Please write out all of the data below exactly, without including the pictures.

- **Material provided**
● ● ● ● ● ● ●
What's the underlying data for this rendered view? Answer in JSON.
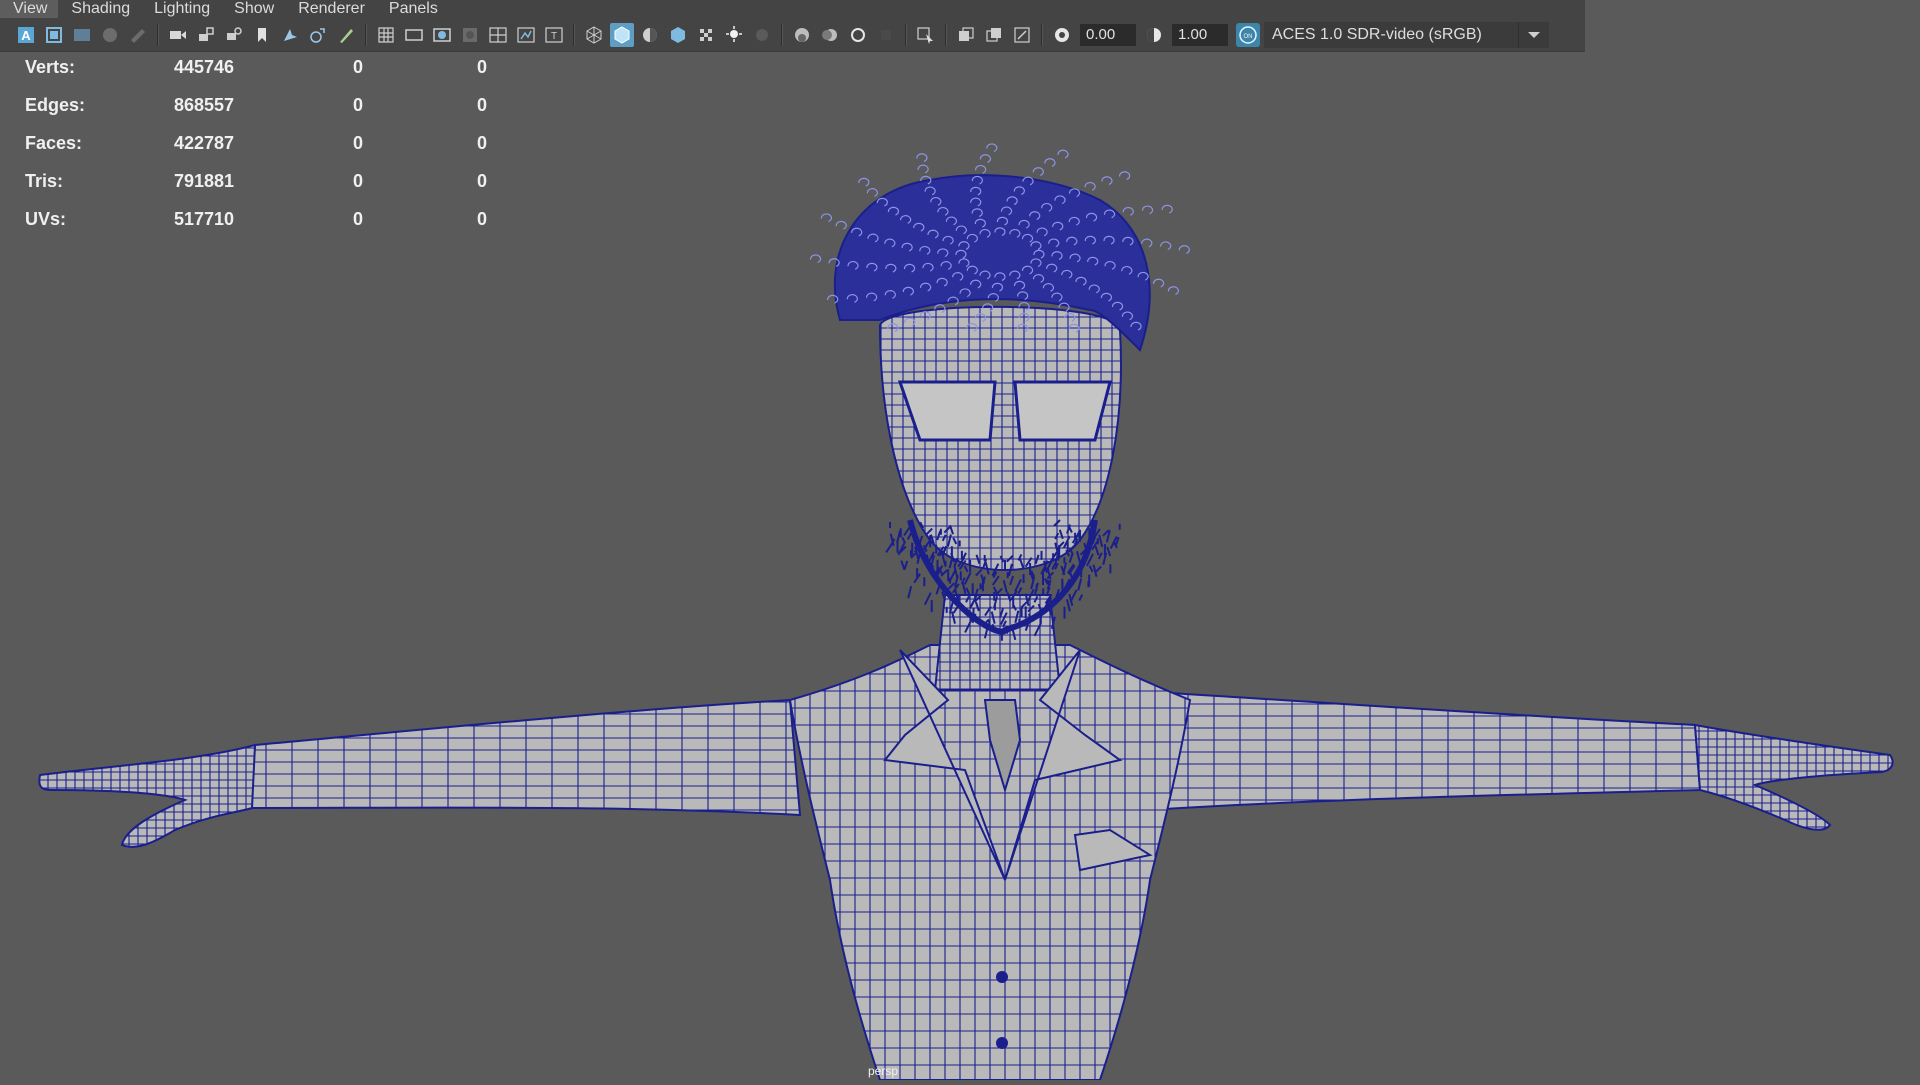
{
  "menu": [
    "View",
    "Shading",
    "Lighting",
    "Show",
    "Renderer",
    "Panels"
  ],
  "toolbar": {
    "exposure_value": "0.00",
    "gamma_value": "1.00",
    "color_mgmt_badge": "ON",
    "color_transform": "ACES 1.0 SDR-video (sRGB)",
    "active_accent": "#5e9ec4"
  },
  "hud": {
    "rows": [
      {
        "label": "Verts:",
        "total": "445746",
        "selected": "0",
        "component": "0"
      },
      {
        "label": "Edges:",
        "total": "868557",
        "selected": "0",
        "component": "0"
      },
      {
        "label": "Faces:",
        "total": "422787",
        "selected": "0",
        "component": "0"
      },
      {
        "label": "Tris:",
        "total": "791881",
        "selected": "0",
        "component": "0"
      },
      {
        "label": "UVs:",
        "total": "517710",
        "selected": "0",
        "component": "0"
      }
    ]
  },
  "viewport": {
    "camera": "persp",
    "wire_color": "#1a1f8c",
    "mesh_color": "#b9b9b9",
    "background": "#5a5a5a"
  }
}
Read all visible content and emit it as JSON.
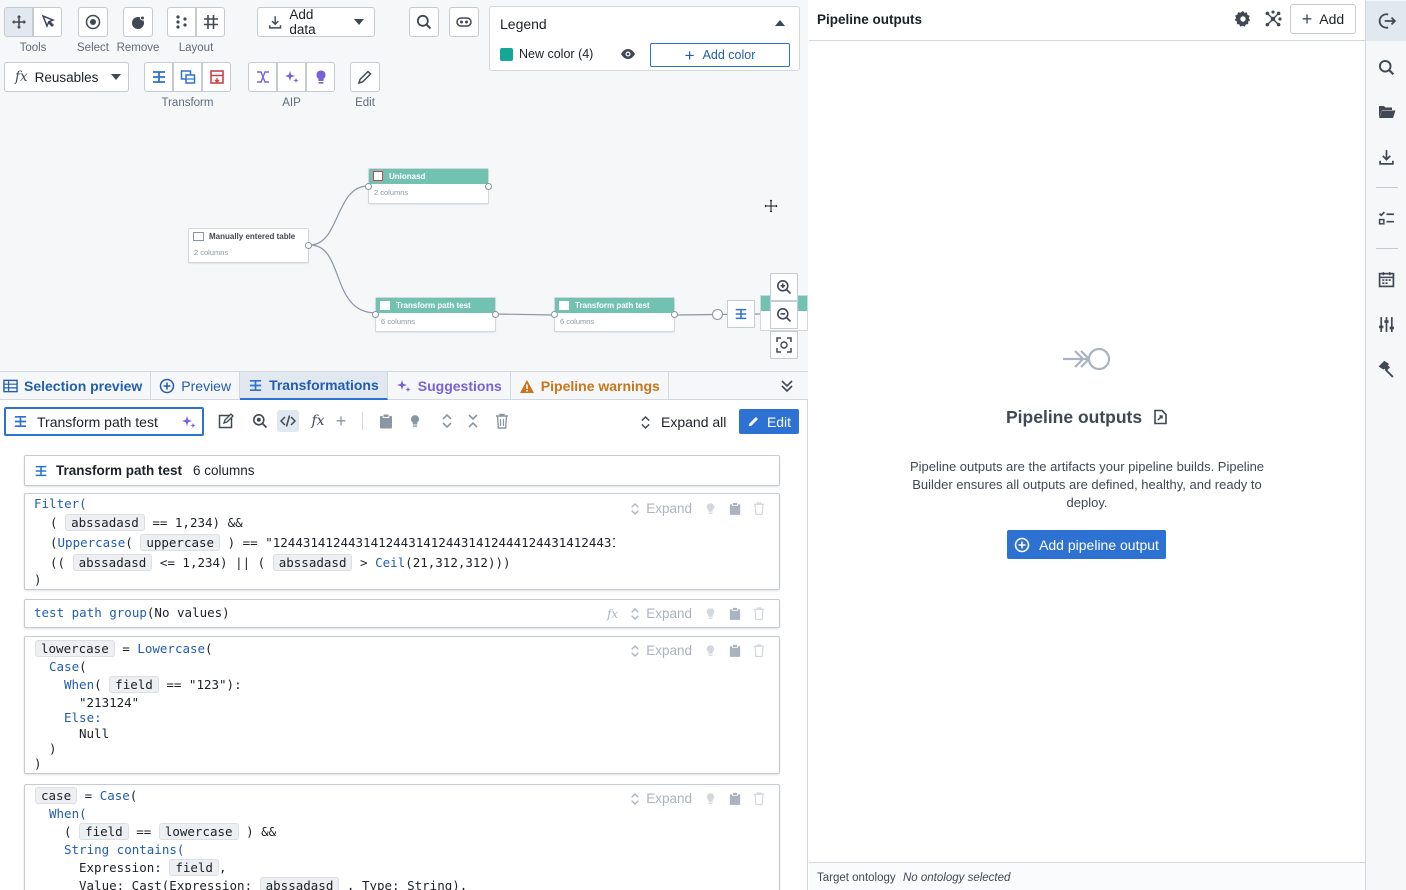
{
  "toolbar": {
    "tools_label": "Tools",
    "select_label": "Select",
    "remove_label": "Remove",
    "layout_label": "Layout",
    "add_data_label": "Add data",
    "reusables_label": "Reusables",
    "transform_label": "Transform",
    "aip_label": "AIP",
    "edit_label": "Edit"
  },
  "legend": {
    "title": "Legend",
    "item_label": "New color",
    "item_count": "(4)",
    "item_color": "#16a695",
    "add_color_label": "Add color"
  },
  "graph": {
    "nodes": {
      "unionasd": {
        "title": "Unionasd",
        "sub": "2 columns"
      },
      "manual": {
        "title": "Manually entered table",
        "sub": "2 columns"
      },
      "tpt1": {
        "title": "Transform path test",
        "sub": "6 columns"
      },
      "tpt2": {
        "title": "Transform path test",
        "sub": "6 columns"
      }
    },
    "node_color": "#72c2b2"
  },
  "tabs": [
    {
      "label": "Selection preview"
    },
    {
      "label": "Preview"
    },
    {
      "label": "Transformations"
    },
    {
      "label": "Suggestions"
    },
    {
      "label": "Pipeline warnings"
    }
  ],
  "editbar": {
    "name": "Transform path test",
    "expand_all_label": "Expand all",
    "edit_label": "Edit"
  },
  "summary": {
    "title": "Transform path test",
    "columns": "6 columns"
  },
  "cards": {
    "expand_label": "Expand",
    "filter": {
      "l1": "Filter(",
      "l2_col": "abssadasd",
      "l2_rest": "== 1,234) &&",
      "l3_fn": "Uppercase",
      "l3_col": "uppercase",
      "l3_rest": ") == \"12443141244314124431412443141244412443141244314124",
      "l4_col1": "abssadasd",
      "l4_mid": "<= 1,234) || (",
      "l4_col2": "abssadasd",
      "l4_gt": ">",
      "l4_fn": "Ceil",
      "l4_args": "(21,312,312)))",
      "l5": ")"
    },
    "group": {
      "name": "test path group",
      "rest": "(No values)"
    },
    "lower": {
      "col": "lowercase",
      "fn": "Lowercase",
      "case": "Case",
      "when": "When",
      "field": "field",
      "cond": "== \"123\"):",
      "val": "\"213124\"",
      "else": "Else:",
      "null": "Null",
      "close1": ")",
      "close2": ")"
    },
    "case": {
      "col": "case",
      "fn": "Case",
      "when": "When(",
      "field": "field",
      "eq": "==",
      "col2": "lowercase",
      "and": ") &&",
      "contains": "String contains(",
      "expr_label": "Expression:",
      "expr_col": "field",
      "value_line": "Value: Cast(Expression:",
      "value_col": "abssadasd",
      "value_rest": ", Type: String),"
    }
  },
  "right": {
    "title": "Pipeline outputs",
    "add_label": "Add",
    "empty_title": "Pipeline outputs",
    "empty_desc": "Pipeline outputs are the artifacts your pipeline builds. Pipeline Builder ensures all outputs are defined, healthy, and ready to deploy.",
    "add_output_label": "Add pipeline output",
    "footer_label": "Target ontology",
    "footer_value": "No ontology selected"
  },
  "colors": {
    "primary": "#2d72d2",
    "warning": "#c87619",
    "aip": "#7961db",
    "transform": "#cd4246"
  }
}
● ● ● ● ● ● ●
- **Answer to this exercise**
What's the underlying data for this rendered view? Answer in JSON.
{
  "menu": [
    "View",
    "Shading",
    "Lighting",
    "Show",
    "Renderer",
    "Panels"
  ],
  "toolbar": {
    "exposure_value": "0.00",
    "gamma_value": "1.00",
    "color_mgmt_badge": "ON",
    "color_transform": "ACES 1.0 SDR-video (sRGB)",
    "active_accent": "#5e9ec4"
  },
  "hud": {
    "rows": [
      {
        "label": "Verts:",
        "total": "445746",
        "selected": "0",
        "component": "0"
      },
      {
        "label": "Edges:",
        "total": "868557",
        "selected": "0",
        "component": "0"
      },
      {
        "label": "Faces:",
        "total": "422787",
        "selected": "0",
        "component": "0"
      },
      {
        "label": "Tris:",
        "total": "791881",
        "selected": "0",
        "component": "0"
      },
      {
        "label": "UVs:",
        "total": "517710",
        "selected": "0",
        "component": "0"
      }
    ]
  },
  "viewport": {
    "camera": "persp",
    "wire_color": "#1a1f8c",
    "mesh_color": "#b9b9b9",
    "background": "#5a5a5a"
  }
}
Read all visible content and emit it as JSON.
{
  "toolbar": {
    "tools_label": "Tools",
    "select_label": "Select",
    "remove_label": "Remove",
    "layout_label": "Layout",
    "add_data_label": "Add data",
    "reusables_label": "Reusables",
    "transform_label": "Transform",
    "aip_label": "AIP",
    "edit_label": "Edit"
  },
  "legend": {
    "title": "Legend",
    "item_label": "New color",
    "item_count": "(4)",
    "item_color": "#16a695",
    "add_color_label": "Add color"
  },
  "graph": {
    "nodes": {
      "unionasd": {
        "title": "Unionasd",
        "sub": "2 columns"
      },
      "manual": {
        "title": "Manually entered table",
        "sub": "2 columns"
      },
      "tpt1": {
        "title": "Transform path test",
        "sub": "6 columns"
      },
      "tpt2": {
        "title": "Transform path test",
        "sub": "6 columns"
      }
    },
    "node_color": "#72c2b2"
  },
  "tabs": [
    {
      "label": "Selection preview"
    },
    {
      "label": "Preview"
    },
    {
      "label": "Transformations"
    },
    {
      "label": "Suggestions"
    },
    {
      "label": "Pipeline warnings"
    }
  ],
  "editbar": {
    "name": "Transform path test",
    "expand_all_label": "Expand all",
    "edit_label": "Edit"
  },
  "summary": {
    "title": "Transform path test",
    "columns": "6 columns"
  },
  "cards": {
    "expand_label": "Expand",
    "filter": {
      "l1": "Filter(",
      "l2_col": "abssadasd",
      "l2_rest": "== 1,234) &&",
      "l3_fn": "Uppercase",
      "l3_col": "uppercase",
      "l3_rest": ") == \"12443141244314124431412443141244412443141244314124",
      "l4_col1": "abssadasd",
      "l4_mid": "<= 1,234) || (",
      "l4_col2": "abssadasd",
      "l4_gt": ">",
      "l4_fn": "Ceil",
      "l4_args": "(21,312,312)))",
      "l5": ")"
    },
    "group": {
      "name": "test path group",
      "rest": "(No values)"
    },
    "lower": {
      "col": "lowercase",
      "fn": "Lowercase",
      "case": "Case",
      "when": "When",
      "field": "field",
      "cond": "== \"123\"):",
      "val": "\"213124\"",
      "else": "Else:",
      "null": "Null",
      "close1": ")",
      "close2": ")"
    },
    "case": {
      "col": "case",
      "fn": "Case",
      "when": "When(",
      "field": "field",
      "eq": "==",
      "col2": "lowercase",
      "and": ") &&",
      "contains": "String contains(",
      "expr_label": "Expression:",
      "expr_col": "field",
      "value_line": "Value: Cast(Expression:",
      "value_col": "abssadasd",
      "value_rest": ", Type: String),"
    }
  },
  "right": {
    "title": "Pipeline outputs",
    "add_label": "Add",
    "empty_title": "Pipeline outputs",
    "empty_desc": "Pipeline outputs are the artifacts your pipeline builds. Pipeline Builder ensures all outputs are defined, healthy, and ready to deploy.",
    "add_output_label": "Add pipeline output",
    "footer_label": "Target ontology",
    "footer_value": "No ontology selected"
  },
  "colors": {
    "primary": "#2d72d2",
    "warning": "#c87619",
    "aip": "#7961db",
    "transform": "#cd4246"
  }
}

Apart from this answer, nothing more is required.